University For Eyeballs: Why Marketers Should Learn Art History

I believe marketers’ eyeballs* need Art History education.

Marketing relies more and more on visual storytelling (Facebook, Instagram, Youtub)

So it’s important to have a visual vocabulary –

in order to create strong images,

critically look at communications  

and say whether and which images will have the desired impact.

*The story behind the phrase “University of my eyeballs” is below – see PS1

If we can understand why and how the Sistine Ceiling, Rembrandt’s portraits, Van Gogh’s landscapes, and Munch’s Scream still touch us today, then perhaps we can help all of our businesses connect more effectively in this crowded, competitive visual landscape.” Stephanie Storey, Huffington Post

I studied art history in university. My MA thesis was about Marcel Duchamp.
What did I learn from this laborious project?
To “think broadly and creatively”.
Knowing and understanding images that have moved people for hundreds of years helps me to better conceive and manage content—both written and visual.

national_art_library_va_2011

National Art Library, Victoria & Albert Museum, London. Used to read there a lot, too. 

Practical ways to learn Art History:

1. Buy small format art books and keep them by your bedside. Sometimes you are too tired to read a book, but looking at pictures is much easier for tired brains.

the-art-book
The Art Book. $5 or less on Amazon

 

2. Get the Google Art chrome extension – and passively look at museum masterpieces when you open new tabs during desktop work hours.
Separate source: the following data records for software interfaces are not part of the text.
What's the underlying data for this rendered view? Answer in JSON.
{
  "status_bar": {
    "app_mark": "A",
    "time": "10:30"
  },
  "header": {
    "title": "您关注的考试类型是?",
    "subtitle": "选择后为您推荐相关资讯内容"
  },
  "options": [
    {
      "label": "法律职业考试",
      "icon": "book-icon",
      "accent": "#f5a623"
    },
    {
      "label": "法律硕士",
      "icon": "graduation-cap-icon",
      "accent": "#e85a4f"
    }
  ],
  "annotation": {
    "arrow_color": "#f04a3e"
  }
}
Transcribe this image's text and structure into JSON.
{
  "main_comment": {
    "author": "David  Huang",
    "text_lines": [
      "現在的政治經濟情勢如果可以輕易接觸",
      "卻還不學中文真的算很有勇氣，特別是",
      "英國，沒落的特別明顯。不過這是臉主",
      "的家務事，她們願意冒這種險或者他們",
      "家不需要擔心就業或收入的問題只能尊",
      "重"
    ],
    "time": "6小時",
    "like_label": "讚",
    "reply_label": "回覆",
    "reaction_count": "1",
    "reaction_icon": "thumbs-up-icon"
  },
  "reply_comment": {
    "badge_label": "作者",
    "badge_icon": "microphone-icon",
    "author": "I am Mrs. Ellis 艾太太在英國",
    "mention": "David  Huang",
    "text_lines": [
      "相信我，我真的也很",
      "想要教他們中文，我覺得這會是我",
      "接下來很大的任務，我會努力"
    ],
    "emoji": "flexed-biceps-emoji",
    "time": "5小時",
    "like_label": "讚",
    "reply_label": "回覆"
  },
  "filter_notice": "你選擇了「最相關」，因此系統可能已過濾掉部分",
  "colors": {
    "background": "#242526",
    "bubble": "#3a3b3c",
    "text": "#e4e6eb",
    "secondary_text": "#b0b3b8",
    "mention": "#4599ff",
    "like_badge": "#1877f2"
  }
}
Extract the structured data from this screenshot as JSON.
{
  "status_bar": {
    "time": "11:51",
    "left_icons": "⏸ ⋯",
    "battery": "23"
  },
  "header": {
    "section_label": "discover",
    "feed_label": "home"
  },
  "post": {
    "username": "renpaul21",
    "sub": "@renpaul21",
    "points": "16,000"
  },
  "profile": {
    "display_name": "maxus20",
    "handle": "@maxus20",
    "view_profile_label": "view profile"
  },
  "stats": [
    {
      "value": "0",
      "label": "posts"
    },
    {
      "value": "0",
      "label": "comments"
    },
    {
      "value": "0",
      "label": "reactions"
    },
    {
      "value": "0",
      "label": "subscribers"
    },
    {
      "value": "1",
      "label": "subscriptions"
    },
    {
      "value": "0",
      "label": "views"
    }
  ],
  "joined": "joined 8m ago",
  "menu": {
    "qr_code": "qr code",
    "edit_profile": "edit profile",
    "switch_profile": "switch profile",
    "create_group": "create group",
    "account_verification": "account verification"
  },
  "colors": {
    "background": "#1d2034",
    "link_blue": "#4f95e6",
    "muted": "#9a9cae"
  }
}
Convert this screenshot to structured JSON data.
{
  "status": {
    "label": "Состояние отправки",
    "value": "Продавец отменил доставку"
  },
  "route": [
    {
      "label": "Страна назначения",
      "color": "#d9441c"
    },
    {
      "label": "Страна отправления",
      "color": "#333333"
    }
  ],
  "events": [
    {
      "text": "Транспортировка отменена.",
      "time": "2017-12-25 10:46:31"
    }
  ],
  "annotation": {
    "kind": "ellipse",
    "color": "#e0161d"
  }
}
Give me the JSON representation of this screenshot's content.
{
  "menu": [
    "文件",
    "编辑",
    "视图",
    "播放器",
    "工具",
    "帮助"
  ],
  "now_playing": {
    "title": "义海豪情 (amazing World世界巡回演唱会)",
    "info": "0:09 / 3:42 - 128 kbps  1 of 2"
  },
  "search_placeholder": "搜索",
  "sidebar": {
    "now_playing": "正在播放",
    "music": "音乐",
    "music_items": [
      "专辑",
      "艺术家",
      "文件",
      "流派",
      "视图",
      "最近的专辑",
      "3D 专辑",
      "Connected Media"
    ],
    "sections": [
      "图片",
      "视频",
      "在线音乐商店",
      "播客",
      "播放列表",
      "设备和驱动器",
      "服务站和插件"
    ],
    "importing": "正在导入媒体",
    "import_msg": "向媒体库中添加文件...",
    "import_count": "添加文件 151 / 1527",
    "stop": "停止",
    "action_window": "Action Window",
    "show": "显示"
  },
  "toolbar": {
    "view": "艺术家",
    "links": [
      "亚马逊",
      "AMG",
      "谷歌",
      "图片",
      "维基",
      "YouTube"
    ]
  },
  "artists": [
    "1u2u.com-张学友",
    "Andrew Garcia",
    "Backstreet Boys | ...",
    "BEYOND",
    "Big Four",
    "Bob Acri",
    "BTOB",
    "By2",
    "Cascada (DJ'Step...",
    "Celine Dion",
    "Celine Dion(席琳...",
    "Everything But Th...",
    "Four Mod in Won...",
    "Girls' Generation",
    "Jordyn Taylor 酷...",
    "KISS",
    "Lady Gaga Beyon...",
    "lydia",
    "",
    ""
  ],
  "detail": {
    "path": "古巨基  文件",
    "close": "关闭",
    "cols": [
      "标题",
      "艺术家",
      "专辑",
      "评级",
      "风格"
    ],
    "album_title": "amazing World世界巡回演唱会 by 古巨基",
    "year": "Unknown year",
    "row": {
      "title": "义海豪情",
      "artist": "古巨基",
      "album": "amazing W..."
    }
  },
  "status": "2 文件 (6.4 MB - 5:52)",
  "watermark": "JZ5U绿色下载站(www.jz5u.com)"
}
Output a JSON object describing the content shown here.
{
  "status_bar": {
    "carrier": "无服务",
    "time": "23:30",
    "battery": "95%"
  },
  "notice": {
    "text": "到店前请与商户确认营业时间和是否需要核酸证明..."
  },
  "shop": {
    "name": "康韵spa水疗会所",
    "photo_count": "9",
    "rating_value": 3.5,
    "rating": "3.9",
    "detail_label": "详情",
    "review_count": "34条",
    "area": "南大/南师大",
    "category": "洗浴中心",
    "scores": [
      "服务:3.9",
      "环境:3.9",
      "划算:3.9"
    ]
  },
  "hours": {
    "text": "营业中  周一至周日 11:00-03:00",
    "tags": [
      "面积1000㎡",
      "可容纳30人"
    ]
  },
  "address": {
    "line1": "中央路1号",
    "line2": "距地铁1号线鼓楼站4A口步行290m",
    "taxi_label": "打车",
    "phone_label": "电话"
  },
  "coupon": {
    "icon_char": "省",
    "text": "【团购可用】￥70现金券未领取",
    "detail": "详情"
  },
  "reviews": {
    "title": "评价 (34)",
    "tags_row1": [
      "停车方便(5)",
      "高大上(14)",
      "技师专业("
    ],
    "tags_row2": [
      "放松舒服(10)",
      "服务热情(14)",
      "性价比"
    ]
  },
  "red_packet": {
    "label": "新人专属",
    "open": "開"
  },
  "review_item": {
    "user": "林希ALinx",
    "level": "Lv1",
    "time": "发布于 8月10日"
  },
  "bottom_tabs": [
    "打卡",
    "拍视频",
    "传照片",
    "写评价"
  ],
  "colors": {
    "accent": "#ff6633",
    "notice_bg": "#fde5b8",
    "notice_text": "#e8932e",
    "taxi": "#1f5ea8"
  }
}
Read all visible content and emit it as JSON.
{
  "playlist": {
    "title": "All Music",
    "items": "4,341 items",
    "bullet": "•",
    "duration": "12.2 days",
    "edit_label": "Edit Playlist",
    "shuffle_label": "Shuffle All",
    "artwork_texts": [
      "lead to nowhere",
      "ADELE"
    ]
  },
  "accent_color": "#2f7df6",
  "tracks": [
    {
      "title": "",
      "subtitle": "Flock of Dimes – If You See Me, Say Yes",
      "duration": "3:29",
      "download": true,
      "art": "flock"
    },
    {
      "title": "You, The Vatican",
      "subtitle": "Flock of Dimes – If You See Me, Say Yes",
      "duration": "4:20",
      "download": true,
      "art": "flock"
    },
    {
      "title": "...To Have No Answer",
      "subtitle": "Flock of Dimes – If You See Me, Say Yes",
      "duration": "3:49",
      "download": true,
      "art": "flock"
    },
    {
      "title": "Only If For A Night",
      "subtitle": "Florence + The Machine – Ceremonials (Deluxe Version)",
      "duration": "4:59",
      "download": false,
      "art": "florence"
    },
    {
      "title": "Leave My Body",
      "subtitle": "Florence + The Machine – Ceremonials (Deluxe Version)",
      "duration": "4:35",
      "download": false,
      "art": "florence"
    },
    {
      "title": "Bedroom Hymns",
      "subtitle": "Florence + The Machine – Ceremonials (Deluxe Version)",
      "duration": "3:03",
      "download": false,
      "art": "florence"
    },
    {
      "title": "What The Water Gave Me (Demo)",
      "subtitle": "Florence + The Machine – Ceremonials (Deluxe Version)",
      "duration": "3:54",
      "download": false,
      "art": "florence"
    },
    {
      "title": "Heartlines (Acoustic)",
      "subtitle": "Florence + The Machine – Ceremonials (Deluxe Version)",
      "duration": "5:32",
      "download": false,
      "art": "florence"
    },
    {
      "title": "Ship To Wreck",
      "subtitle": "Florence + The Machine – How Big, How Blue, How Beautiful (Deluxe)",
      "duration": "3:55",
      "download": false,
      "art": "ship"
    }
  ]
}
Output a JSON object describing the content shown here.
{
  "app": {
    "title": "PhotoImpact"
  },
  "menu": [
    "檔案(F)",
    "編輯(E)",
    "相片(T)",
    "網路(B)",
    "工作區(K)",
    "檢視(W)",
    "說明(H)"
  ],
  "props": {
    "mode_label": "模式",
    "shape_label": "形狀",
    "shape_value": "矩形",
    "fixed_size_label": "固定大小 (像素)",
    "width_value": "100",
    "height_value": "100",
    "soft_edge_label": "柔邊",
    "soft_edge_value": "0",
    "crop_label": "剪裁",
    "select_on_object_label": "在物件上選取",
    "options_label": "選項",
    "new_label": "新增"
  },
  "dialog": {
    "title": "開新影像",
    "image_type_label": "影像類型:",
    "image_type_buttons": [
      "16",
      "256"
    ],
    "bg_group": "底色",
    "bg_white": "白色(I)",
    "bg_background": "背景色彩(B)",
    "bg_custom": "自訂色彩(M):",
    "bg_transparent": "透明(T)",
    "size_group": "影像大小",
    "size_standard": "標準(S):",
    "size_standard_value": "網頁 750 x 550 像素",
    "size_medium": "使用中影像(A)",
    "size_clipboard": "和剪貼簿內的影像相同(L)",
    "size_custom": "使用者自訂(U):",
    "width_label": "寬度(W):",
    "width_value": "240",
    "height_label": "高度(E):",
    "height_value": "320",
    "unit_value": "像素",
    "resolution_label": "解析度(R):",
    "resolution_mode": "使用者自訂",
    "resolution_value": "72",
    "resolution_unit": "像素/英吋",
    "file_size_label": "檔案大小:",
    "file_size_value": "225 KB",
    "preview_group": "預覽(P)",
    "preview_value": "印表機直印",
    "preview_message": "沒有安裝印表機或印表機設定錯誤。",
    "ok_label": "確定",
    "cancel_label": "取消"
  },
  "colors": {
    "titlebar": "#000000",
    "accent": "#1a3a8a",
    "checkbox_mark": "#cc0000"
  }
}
4. Take short online courses (for free) by the Museum of Modern Art (NY) on Coursera

5. Laughing helps learning: do a Google image search for “art history gifs”. There are some great Tumblers in the results, like Hipster Art History, or Gangstas of Art History.

tumblr_mt8ihzwk0n1rt28efo1_400

Who would have thought that early renaissance paintings are relevant to young men’s gangs? Did Jesus have a gang? Yeah, he kind of did actually.

 

PS

1. The story behind the phrase “University of my eyeballs”:

The phrase “University of my eyeballs” was coined by Activision Publishing CEO Eric Hirshberg. He didn’t mean it in the way that I do. But it’s just great. And the story behind it is also great:

So at my first big greenlight meeting, one of the top finance people at the company looked up and asked, “What was the take rate?” And every head at the table turned to look at me. And I said, “Uh, well, we didn’t do that research this time.” And he said, “Oh. Okay. What research did we do?” And I said, “Well, we did a study at The University of My Eyeballs. And the results were conclusive.” (cited on Fast Company)

“The University of My Eyeballs” caught on within the company – and became famous after Hirshberg told this story during the commencement address to graduates of UCLA School of Art and Architecture (2015). This is such a good speech – Hirshberg is a brilliant leader.

2. The story about how Pres. Barack Obama offended art history students

Pres. Barack Obama reputedly insulted some art history majors during a speech in Milwaukee in 2013. He recommended young people to not go study Art History, and instead choose a more practical education. He later offered an apology to one professor who took offense and made it public. Obama apologized in a handwritten note:

“Let me apologize for my off-the-cuff remarks. I was making a point about the jobs market, not the value of art history. As it so happens, art history was one of my favorite subjects in high school, and it has helped me take in a great deal of joy in my life that I might otherwise have missed.” Pres. Barack Obama

 dr-ann-c-johns-6-1

3. You can meet Prince Charming in Art History class

Prince William met his future wife Catherine Middleton in Art History A-Level course at the University of St Andrews, Scotland. So don’t shy away from Art History nerdiness.

william_kate_school

Leave a Reply

Fill in your details below or click an icon to log in:

WordPress.com Logo

You are commenting using your WordPress.com account. Log Out / Change )

Twitter picture

You are commenting using your Twitter account. Log Out / Change )

Facebook photo

You are commenting using your Facebook account. Log Out / Change )

Google+ photo

You are commenting using your Google+ account. Log Out / Change )

Connecting to %s